Bottom Line: We also showed that distinct subfamilies of endogenous retroviruses (ERVs) contributed significantly more accessible regions than expected by chance, with up to 80% of their instances in open chromatin.Based on these results, we further characterized 2,150 TE subfamily-transcription factor pairs that were bound in vivo or enriched for specific binding motifs, and observed that TEs contributing to open chromatin had higher levels of sequence conservation.Taken together, these results demonstrate that TEs, and in particular ERVs, have contributed hundreds of thousands of novel regulatory elements to the primate lineage and reshaped the human transcriptional landscape.

View Article: PubMed Central - PubMed

Affiliation: Computational and Systems Biology, Genome Institute of Singapore, Singapore, Singapore.

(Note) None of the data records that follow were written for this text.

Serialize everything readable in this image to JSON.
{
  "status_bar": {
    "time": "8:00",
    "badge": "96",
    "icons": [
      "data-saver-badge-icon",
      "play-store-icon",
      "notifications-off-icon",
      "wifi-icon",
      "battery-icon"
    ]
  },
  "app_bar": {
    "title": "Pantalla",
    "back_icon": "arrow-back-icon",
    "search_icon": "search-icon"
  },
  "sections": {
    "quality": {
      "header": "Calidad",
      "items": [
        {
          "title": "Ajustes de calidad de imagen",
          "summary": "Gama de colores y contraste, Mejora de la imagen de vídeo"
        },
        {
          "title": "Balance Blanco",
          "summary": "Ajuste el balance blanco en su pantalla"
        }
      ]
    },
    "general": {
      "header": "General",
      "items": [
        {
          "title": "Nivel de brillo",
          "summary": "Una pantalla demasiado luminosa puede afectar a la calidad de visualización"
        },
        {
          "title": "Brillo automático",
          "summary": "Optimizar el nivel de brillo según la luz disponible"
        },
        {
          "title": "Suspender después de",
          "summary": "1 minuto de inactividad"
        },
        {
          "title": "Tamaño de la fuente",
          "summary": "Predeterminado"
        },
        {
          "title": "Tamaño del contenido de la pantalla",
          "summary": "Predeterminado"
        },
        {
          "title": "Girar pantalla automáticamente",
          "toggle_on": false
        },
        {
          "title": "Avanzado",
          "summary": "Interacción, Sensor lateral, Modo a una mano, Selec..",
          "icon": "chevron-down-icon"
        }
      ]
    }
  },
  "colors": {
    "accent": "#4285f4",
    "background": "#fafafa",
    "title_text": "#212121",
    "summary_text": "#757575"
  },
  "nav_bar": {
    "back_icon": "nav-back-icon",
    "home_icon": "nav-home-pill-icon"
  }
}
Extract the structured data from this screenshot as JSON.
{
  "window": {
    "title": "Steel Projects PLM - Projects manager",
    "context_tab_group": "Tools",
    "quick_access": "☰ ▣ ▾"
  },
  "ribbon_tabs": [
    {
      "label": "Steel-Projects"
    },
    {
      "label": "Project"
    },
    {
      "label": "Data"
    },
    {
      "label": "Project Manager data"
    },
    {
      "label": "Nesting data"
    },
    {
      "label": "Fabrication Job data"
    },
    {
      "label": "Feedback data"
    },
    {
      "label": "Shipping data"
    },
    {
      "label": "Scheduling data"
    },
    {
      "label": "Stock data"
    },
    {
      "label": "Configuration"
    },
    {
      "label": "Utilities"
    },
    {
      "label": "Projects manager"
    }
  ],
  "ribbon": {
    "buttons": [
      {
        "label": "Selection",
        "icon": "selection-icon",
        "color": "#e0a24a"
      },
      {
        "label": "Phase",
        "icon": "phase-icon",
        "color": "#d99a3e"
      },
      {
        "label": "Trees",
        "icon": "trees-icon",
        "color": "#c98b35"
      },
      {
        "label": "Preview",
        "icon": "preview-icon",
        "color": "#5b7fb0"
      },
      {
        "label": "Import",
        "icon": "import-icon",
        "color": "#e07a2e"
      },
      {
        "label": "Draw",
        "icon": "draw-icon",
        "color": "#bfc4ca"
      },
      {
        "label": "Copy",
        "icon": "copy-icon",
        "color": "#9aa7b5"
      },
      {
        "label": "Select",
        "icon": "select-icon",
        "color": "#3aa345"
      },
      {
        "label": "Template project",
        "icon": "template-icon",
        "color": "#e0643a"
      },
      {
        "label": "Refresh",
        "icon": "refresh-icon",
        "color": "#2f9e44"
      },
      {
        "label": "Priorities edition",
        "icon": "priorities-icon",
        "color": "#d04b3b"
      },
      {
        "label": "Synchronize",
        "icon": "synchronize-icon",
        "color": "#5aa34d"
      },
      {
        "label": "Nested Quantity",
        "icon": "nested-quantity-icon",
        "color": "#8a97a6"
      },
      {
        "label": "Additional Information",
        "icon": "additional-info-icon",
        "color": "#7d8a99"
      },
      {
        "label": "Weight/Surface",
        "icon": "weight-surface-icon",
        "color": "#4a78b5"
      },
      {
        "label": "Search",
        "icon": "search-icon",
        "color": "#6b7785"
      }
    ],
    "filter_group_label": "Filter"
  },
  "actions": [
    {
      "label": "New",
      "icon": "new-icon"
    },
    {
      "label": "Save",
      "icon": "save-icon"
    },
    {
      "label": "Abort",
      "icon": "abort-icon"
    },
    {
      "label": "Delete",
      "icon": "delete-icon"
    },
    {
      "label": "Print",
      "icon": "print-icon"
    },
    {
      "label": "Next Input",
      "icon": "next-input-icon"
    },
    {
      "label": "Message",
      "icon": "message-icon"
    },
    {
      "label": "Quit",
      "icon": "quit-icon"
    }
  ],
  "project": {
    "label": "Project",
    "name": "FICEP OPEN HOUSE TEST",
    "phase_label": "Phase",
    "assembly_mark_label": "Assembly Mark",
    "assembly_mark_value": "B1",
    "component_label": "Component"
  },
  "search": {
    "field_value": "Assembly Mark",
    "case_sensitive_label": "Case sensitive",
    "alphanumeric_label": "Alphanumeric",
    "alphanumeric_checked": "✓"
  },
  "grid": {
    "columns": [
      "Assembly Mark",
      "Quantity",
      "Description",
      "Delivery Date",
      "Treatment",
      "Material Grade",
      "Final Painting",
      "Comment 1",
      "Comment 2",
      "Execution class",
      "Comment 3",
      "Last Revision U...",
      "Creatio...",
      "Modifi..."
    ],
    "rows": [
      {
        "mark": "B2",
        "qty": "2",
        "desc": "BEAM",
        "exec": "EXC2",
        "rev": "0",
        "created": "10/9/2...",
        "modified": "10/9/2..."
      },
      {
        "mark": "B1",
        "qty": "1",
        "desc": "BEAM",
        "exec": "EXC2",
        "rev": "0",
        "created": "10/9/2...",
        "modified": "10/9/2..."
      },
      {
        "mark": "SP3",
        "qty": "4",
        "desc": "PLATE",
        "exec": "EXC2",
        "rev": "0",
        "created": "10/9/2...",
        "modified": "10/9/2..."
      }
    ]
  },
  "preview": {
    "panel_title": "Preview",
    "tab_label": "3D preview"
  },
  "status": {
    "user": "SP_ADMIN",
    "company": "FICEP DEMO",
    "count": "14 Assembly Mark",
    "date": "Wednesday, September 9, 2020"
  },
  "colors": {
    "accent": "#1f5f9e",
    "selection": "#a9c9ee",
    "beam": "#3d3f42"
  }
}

ABSTRACT
Although emerging evidence suggests that transposable elements (TEs) have contributed novel regulatory elements to the human genome, their global impact on transcriptional networks remains largely uncharacterized. Here we show that TEs have contributed to the human genome nearly half of its active elements. Using DNase I hypersensitivity data sets from ENCODE in normal, embryonic, and cancer cells, we found that 44% of open chromatin regions were in TEs and that this proportion reached 63% for primate-specific regions. We also showed that distinct subfamilies of endogenous retroviruses (ERVs) contributed significantly more accessible regions than expected by chance, with up to 80% of their instances in open chromatin. Based on these results, we further characterized 2,150 TE subfamily-transcription factor pairs that were bound in vivo or enriched for specific binding motifs, and observed that TEs contributing to open chromatin had higher levels of sequence conservation. We also showed that thousands of ERV-derived sequences were activated in a cell type-specific manner, especially in embryonic and cancer cells, and we demonstrated that this activity was associated with cell type-specific expression of neighboring genes. Taken together, these results demonstrate that TEs, and in particular ERVs, have contributed hundreds of thousands of novel regulatory elements to the primate lineage and reshaped the human transcriptional landscape.

Show MeSH
Related in: MedlinePlus